The recipe was given to me at an Earth Day event in 2009. I decided that once I used all of the detergent previously purchased from the store, that I would try my hand at it. And let me just say, it works and I have been making my own ever since.
Liquid Laundry Detergent
- 1 bar soap (Zote, Fels Naptha, or your own homemade soap)
- 8 quarts water
- 1/2 C. washing soda (not baking soda)
- 1/2 C. Borax (such as 20 Mule Team)
- cheese grater
- measuring cup
- container such as crock pot or electric roaster that can hold at least 2.5 gallons
NOTE: When making my homemade cleaning products, use appliances/tools that will be designated just for these products and not food preparation. Thrift stores, flea markets, and garage sales are a great source to pick up items such as measuring cups, crock pots, electric roasters, cheese graters, spoons, and even storage containers.
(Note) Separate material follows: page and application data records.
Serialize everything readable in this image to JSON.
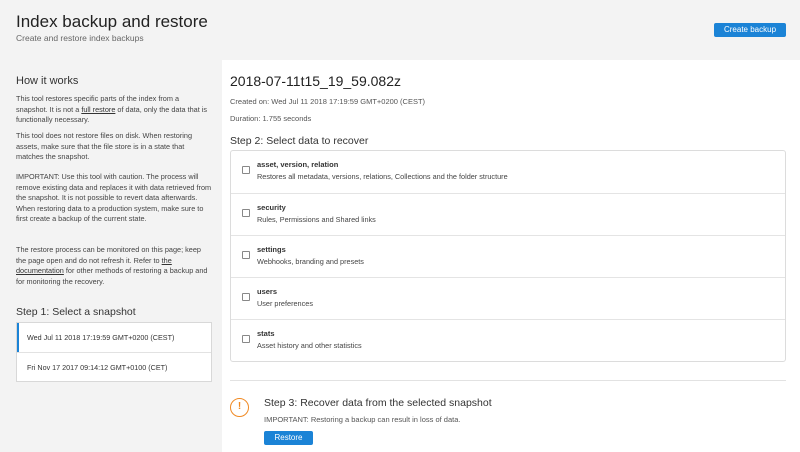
{
  "header": {
    "title": "Index backup and restore",
    "subtitle": "Create and restore index backups",
    "create_label": "Create backup"
  },
  "sidebar": {
    "how_title": "How it works",
    "p1_a": "This tool restores specific parts of the index from a snapshot. It is not a ",
    "p1_link": "full restore",
    "p1_b": " of data, only the data that is functionally necessary.",
    "p2": "This tool does not restore files on disk. When restoring assets, make sure that the file store is in a state that matches the snapshot.",
    "p3": "IMPORTANT: Use this tool with caution. The process will remove existing data and replaces it with data retrieved from the snapshot. It is not possible to revert data afterwards. When restoring data to a production system, make sure to first create a backup of the current state.",
    "p4_a": "The restore process can be monitored on this page; keep the page open and do not refresh it. Refer to ",
    "p4_link": "the documentation",
    "p4_b": " for other methods of restoring a backup and for monitoring the recovery.",
    "step1_title": "Step 1: Select a snapshot",
    "snapshots": [
      {
        "label": "Wed Jul 11 2018 17:19:59 GMT+0200 (CEST)",
        "selected": true
      },
      {
        "label": "Fri Nov 17 2017 09:14:12 GMT+0100 (CET)",
        "selected": false
      }
    ]
  },
  "main": {
    "snapshot_title": "2018-07-11t15_19_59.082z",
    "created": "Created on: Wed Jul 11 2018 17:19:59 GMT+0200 (CEST)",
    "duration": "Duration: 1.755 seconds",
    "step2_title": "Step 2: Select data to recover",
    "items": [
      {
        "name": "asset, version, relation",
        "desc": "Restores all metadata, versions, relations, Collections and the folder structure"
      },
      {
        "name": "security",
        "desc": "Rules, Permissions and Shared links"
      },
      {
        "name": "settings",
        "desc": "Webhooks, branding and presets"
      },
      {
        "name": "users",
        "desc": "User preferences"
      },
      {
        "name": "stats",
        "desc": "Asset history and other statistics"
      }
    ],
    "step3_title": "Step 3: Recover data from the selected snapshot",
    "step3_important": "IMPORTANT:",
    "step3_warning": " Restoring a backup can result in loss of data.",
    "warn_glyph": "!",
    "restore_label": "Restore"
  },
  "colors": {
    "accent": "#1b83d6",
    "warning": "#f08a24",
    "panel_bg": "#f3f3f3"
  },
  "icons": [
    "warning-icon",
    "checkbox"
  ]
}
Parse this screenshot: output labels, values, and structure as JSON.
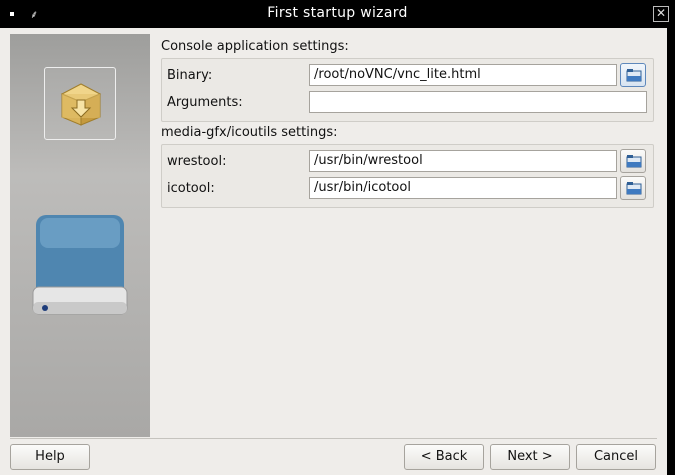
{
  "window": {
    "title": "First startup wizard",
    "pin_glyph": "⸙",
    "close_glyph": "✕"
  },
  "console_section": {
    "title": "Console application settings:",
    "binary_label": "Binary:",
    "binary_value": "/root/noVNC/vnc_lite.html",
    "arguments_label": "Arguments:",
    "arguments_value": ""
  },
  "icoutils_section": {
    "title": "media-gfx/icoutils settings:",
    "wrestool_label": "wrestool:",
    "wrestool_value": "/usr/bin/wrestool",
    "icotool_label": "icotool:",
    "icotool_value": "/usr/bin/icotool"
  },
  "buttons": {
    "help": "Help",
    "back": "< Back",
    "next": "Next >",
    "cancel": "Cancel"
  },
  "icons": [
    "window-menu-icon",
    "pin-icon",
    "close-icon",
    "package-box-icon",
    "hard-drive-icon",
    "folder-browse-icon"
  ],
  "colors": {
    "titlebar": "#000000",
    "client_bg": "#efedea",
    "sidebar": "#a9a8a6",
    "drive_blue": "#4f86b0",
    "active_border": "#5e88bb"
  }
}
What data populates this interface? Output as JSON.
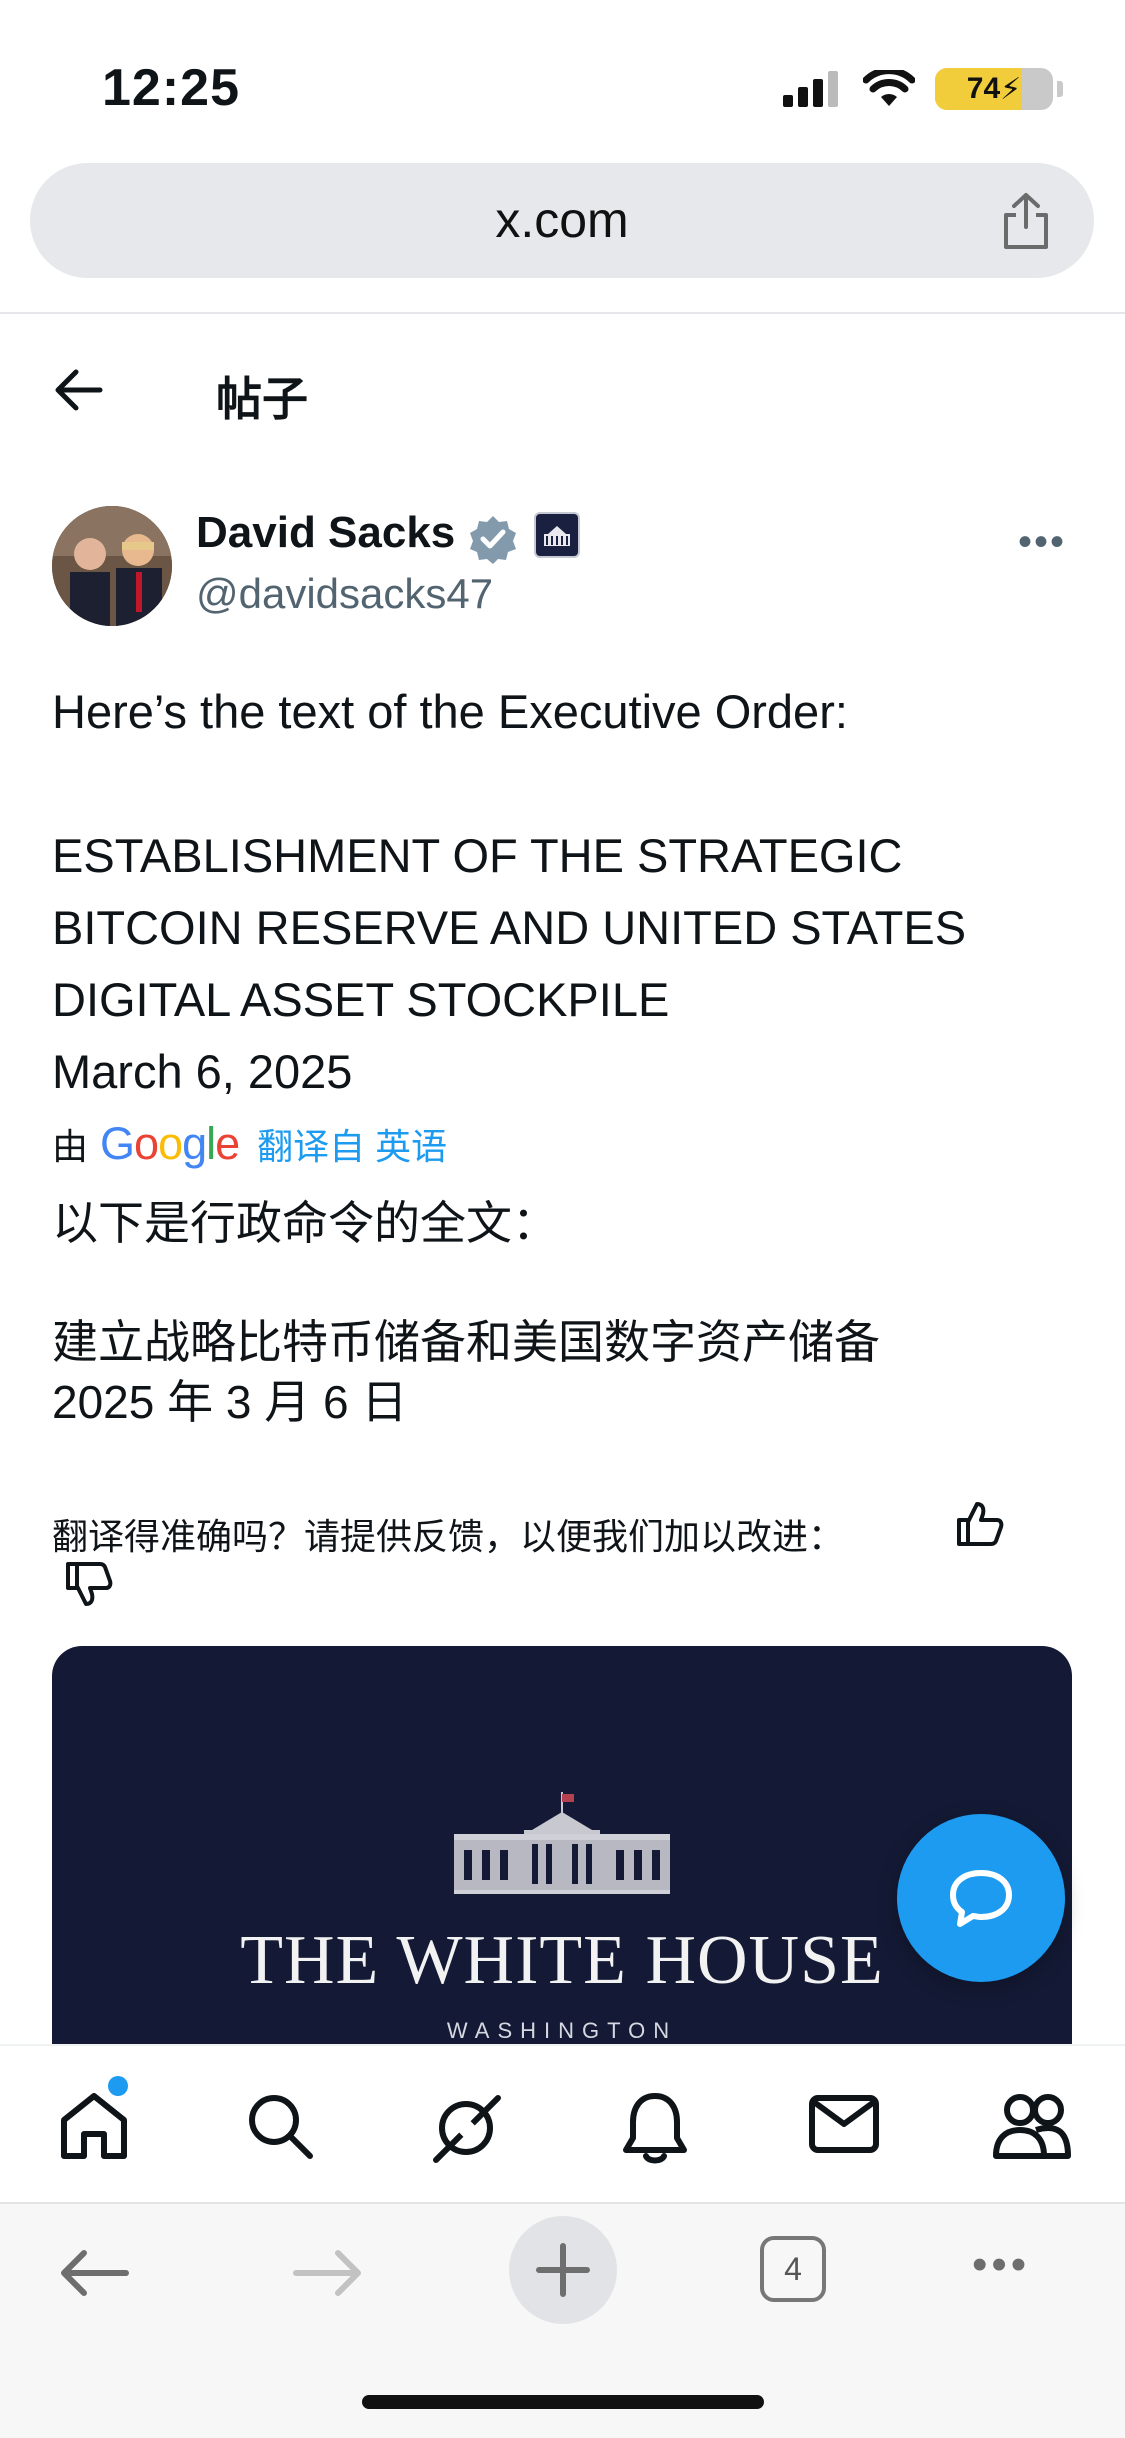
{
  "status_bar": {
    "time": "12:25",
    "battery": "74",
    "battery_level": 0.74
  },
  "browser": {
    "url": "x.com",
    "tab_count": "4"
  },
  "header": {
    "title": "帖子"
  },
  "post": {
    "author_name": "David Sacks",
    "handle": "@davidsacks47",
    "text_intro": "Here’s the text of the Executive Order:",
    "text_title_1": "ESTABLISHMENT OF THE STRATEGIC",
    "text_title_2": "BITCOIN RESERVE AND UNITED STATES",
    "text_title_3": "DIGITAL ASSET STOCKPILE",
    "text_date": "March 6, 2025",
    "translated_by_label": "由",
    "google_logo": "Google",
    "translate_link": "翻译自 英语",
    "translation_intro": "以下是行政命令的全文：",
    "translation_title": "建立战略比特币储备和美国数字资产储备",
    "translation_date": "2025 年 3 月 6 日",
    "feedback_text": "翻译得准确吗？请提供反馈，以便我们加以改进：",
    "card": {
      "title": "THE WHITE HOUSE",
      "subtitle": "WASHINGTON"
    }
  },
  "colors": {
    "accent": "#1d9bf0",
    "card_bg": "#141a35",
    "secondary_text": "#536471"
  },
  "tabbar": {
    "items": [
      "home-icon",
      "search-icon",
      "grok-icon",
      "notifications-icon",
      "messages-icon",
      "communities-icon"
    ]
  }
}
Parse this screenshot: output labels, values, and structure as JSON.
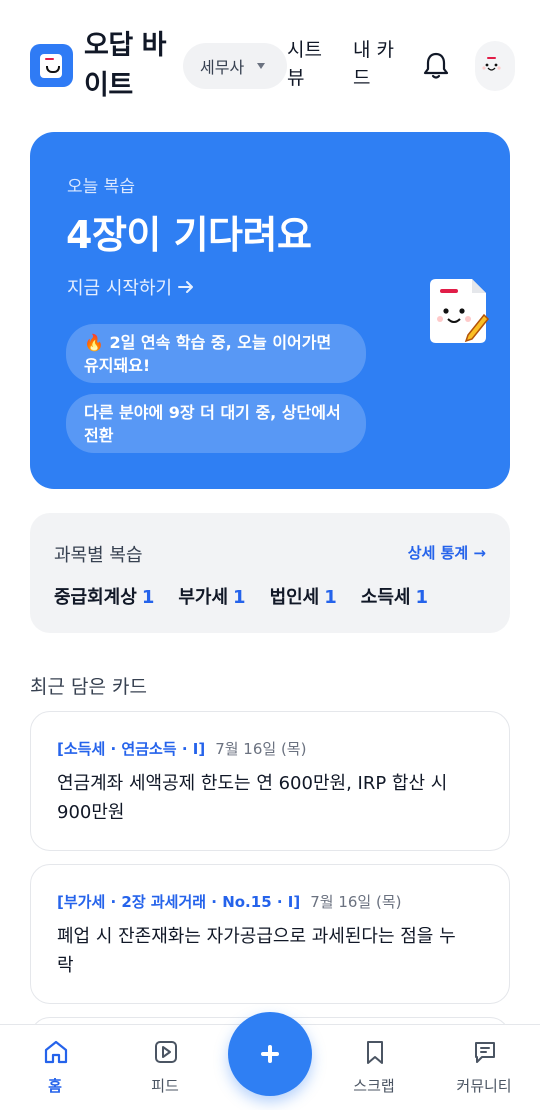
{
  "header": {
    "app_name": "오답 바이트",
    "category": "세무사",
    "nav": {
      "sheet": "시트뷰",
      "mycard": "내 카드"
    }
  },
  "hero": {
    "kicker": "오늘 복습",
    "title": "4장이 기다려요",
    "cta": "지금 시작하기",
    "streak": "🔥 2일 연속 학습 중, 오늘 이어가면 유지돼요!",
    "waiting": "다른 분야에 9장 더 대기 중, 상단에서 전환"
  },
  "subjects": {
    "title": "과목별 복습",
    "stats_link": "상세 통계 →",
    "items": [
      {
        "name": "중급회계상",
        "count": "1"
      },
      {
        "name": "부가세",
        "count": "1"
      },
      {
        "name": "법인세",
        "count": "1"
      },
      {
        "name": "소득세",
        "count": "1"
      }
    ]
  },
  "recent": {
    "title": "최근 담은 카드",
    "cards": [
      {
        "tag": "[소득세 · 연금소득 · I]",
        "date": "7월 16일 (목)",
        "body": "연금계좌 세액공제 한도는 연 600만원, IRP 합산 시 900만원"
      },
      {
        "tag": "[부가세 · 2장 과세거래 · No.15 · I]",
        "date": "7월 16일 (목)",
        "body": "폐업 시 잔존재화는 자가공급으로 과세된다는 점을 누락"
      }
    ]
  },
  "bottom_nav": {
    "home": "홈",
    "feed": "피드",
    "scrap": "스크랩",
    "community": "커뮤니티"
  },
  "colors": {
    "primary": "#2f7ff3",
    "link": "#2563eb"
  }
}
Grate the bar of soap into your crock pot or electric roaster. Note: the smaller the grater holes, the quicker the soap will melt.
Add 2 quarts of water and heat at a medium to medium low setting. (In my electric roaster, this will take about 30 – 45 minutes.) Stir periodically so the soap does not clump together or stick to the bottom of the heating vessel.
After the soap is completely melted, add the powdered ingredients: Washing Soda and borax. Stir until they are dissolved. After they have dissolved completely, turn the vessel to a low setting.
Add the remaining 6 quarts of water. Stir well to combine. Allow the mixture to ‘cook’ for approximately 30 minutes. Remove/turn off the heat. The soap mixture will now have a gel consistency rather than watery. If it is still watery, heat for another 15 – 20 minutes or until gel-like.
Pour the mixture into containers. If the container(s) have a small opening, use the funnel. For ease, I use old plastic liquid laundry containers.
Shake the container well before using. If using a single large container and you find it difficult to shake, insert a spoon and stir well for at least 1 minute. Measure out 1/3 cup for a large load. (If you have a high-efficiency washer, use half of the amount.)
If you are used to commercially made laundry detergents, be aware that your homemade detergent will not produce as many suds. This is normal. The detergent will still clean your clothes.
If you have heavily soiled clothes or clothes with grease stains, feel free to add some additional cleaning ‘boosters’ to your wash, such as Oxi-Clean. I have poured some of my homemade detergent directly onto stains, such as ‘ring-around-the-collar’ and then rubbed detergent into the fabric and allowed to sit for 5 minutes before adding to the clothes washer.
Add laundry detergent making to your DIY (do it yourself) skills. Not only will you end up with more money in your pocket at the end of the year, but you get clean clothes as well.
I love making my own laundry detergent! Mine is a dry recipe but is very similar to this. I give it as gifts also in ball jars. Everyone loves it! Thanks for sharing on the Farmgirl Friday Blog Hop!
We enjoy making our own laundry detergent… and it works! For the budget conscious, it is easy on the pocketbook. What a great idea… giving as gifts in ball jars.